• [Activity]: Provide an exact reproduction of every entry.

• [Page and application data records]:

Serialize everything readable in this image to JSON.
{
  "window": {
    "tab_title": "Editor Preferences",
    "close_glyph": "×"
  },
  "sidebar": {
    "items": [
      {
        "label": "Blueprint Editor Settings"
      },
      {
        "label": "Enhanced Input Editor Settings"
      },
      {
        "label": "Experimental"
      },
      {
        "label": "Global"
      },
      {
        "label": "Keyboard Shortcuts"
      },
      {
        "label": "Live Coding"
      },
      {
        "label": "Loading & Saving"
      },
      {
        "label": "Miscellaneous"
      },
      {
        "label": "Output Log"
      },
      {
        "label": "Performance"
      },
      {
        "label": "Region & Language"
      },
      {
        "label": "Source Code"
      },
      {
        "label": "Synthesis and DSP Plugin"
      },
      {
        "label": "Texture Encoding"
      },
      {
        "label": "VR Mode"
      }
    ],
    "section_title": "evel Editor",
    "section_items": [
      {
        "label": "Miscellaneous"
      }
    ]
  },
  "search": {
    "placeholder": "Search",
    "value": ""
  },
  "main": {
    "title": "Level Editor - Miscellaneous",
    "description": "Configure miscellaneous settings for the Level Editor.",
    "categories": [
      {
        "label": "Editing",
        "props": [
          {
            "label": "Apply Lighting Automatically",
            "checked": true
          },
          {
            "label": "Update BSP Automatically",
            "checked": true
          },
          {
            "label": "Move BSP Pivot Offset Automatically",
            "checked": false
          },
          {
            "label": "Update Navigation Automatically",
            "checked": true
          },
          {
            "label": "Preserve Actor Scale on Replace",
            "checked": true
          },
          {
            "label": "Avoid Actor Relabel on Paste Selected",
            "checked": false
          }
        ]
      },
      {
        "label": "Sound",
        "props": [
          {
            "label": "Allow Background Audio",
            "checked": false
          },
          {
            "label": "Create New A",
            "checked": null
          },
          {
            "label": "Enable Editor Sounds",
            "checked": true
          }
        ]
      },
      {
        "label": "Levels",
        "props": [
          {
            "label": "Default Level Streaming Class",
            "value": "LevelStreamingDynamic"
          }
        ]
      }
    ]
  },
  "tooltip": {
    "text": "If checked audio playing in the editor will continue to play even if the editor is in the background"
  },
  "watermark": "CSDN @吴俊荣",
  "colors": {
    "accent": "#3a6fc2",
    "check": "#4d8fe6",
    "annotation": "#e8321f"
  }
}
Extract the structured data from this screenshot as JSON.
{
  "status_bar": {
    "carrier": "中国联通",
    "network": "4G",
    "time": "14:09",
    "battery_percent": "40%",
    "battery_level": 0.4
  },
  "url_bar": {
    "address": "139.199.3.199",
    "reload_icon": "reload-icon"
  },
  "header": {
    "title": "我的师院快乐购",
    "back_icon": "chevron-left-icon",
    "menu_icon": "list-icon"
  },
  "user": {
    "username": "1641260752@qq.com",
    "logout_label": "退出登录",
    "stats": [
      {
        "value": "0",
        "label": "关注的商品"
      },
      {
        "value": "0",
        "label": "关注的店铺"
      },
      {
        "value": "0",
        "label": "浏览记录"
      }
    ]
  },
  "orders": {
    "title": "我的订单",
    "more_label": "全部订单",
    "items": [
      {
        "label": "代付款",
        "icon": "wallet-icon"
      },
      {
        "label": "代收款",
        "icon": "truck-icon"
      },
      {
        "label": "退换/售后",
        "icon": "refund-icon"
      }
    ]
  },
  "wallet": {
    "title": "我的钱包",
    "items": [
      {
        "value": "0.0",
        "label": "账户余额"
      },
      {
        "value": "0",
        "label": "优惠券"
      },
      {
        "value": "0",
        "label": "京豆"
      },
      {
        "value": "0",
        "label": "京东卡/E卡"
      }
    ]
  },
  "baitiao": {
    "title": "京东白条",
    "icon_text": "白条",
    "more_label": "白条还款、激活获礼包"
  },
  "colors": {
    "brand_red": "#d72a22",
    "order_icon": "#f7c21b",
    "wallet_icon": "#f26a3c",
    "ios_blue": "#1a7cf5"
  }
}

• [Answer section]:
Serialize everything readable in this image to JSON.
{
  "window": {
    "tab_title": "Editor Preferences",
    "close_glyph": "×"
  },
  "sidebar": {
    "items": [
      {
        "label": "Blueprint Editor Settings"
      },
      {
        "label": "Enhanced Input Editor Settings"
      },
      {
        "label": "Experimental"
      },
      {
        "label": "Global"
      },
      {
        "label": "Keyboard Shortcuts"
      },
      {
        "label": "Live Coding"
      },
      {
        "label": "Loading & Saving"
      },
      {
        "label": "Miscellaneous"
      },
      {
        "label": "Output Log"
      },
      {
        "label": "Performance"
      },
      {
        "label": "Region & Language"
      },
      {
        "label": "Source Code"
      },
      {
        "label": "Synthesis and DSP Plugin"
      },
      {
        "label": "Texture Encoding"
      },
      {
        "label": "VR Mode"
      }
    ],
    "section_title": "evel Editor",
    "section_items": [
      {
        "label": "Miscellaneous"
      }
    ]
  },
  "search": {
    "placeholder": "Search",
    "value": ""
  },
  "main": {
    "title": "Level Editor - Miscellaneous",
    "description": "Configure miscellaneous settings for the Level Editor.",
    "categories": [
      {
        "label": "Editing",
        "props": [
          {
            "label": "Apply Lighting Automatically",
            "checked": true
          },
          {
            "label": "Update BSP Automatically",
            "checked": true
          },
          {
            "label": "Move BSP Pivot Offset Automatically",
            "checked": false
          },
          {
            "label": "Update Navigation Automatically",
            "checked": true
          },
          {
            "label": "Preserve Actor Scale on Replace",
            "checked": true
          },
          {
            "label": "Avoid Actor Relabel on Paste Selected",
            "checked": false
          }
        ]
      },
      {
        "label": "Sound",
        "props": [
          {
            "label": "Allow Background Audio",
            "checked": false
          },
          {
            "label": "Create New A",
            "checked": null
          },
          {
            "label": "Enable Editor Sounds",
            "checked": true
          }
        ]
      },
      {
        "label": "Levels",
        "props": [
          {
            "label": "Default Level Streaming Class",
            "value": "LevelStreamingDynamic"
          }
        ]
      }
    ]
  },
  "tooltip": {
    "text": "If checked audio playing in the editor will continue to play even if the editor is in the background"
  },
  "watermark": "CSDN @吴俊荣",
  "colors": {
    "accent": "#3a6fc2",
    "check": "#4d8fe6",
    "annotation": "#e8321f"
  }
}
Extract the structured data from this screenshot as JSON.
{
  "status_bar": {
    "carrier": "中国联通",
    "network": "4G",
    "time": "14:09",
    "battery_percent": "40%",
    "battery_level": 0.4
  },
  "url_bar": {
    "address": "139.199.3.199",
    "reload_icon": "reload-icon"
  },
  "header": {
    "title": "我的师院快乐购",
    "back_icon": "chevron-left-icon",
    "menu_icon": "list-icon"
  },
  "user": {
    "username": "1641260752@qq.com",
    "logout_label": "退出登录",
    "stats": [
      {
        "value": "0",
        "label": "关注的商品"
      },
      {
        "value": "0",
        "label": "关注的店铺"
      },
      {
        "value": "0",
        "label": "浏览记录"
      }
    ]
  },
  "orders": {
    "title": "我的订单",
    "more_label": "全部订单",
    "items": [
      {
        "label": "代付款",
        "icon": "wallet-icon"
      },
      {
        "label": "代收款",
        "icon": "truck-icon"
      },
      {
        "label": "退换/售后",
        "icon": "refund-icon"
      }
    ]
  },
  "wallet": {
    "title": "我的钱包",
    "items": [
      {
        "value": "0.0",
        "label": "账户余额"
      },
      {
        "value": "0",
        "label": "优惠券"
      },
      {
        "value": "0",
        "label": "京豆"
      },
      {
        "value": "0",
        "label": "京东卡/E卡"
      }
    ]
  },
  "baitiao": {
    "title": "京东白条",
    "icon_text": "白条",
    "more_label": "白条还款、激活获礼包"
  },
  "colors": {
    "brand_red": "#d72a22",
    "order_icon": "#f7c21b",
    "wallet_icon": "#f26a3c",
    "ios_blue": "#1a7cf5"
  }
}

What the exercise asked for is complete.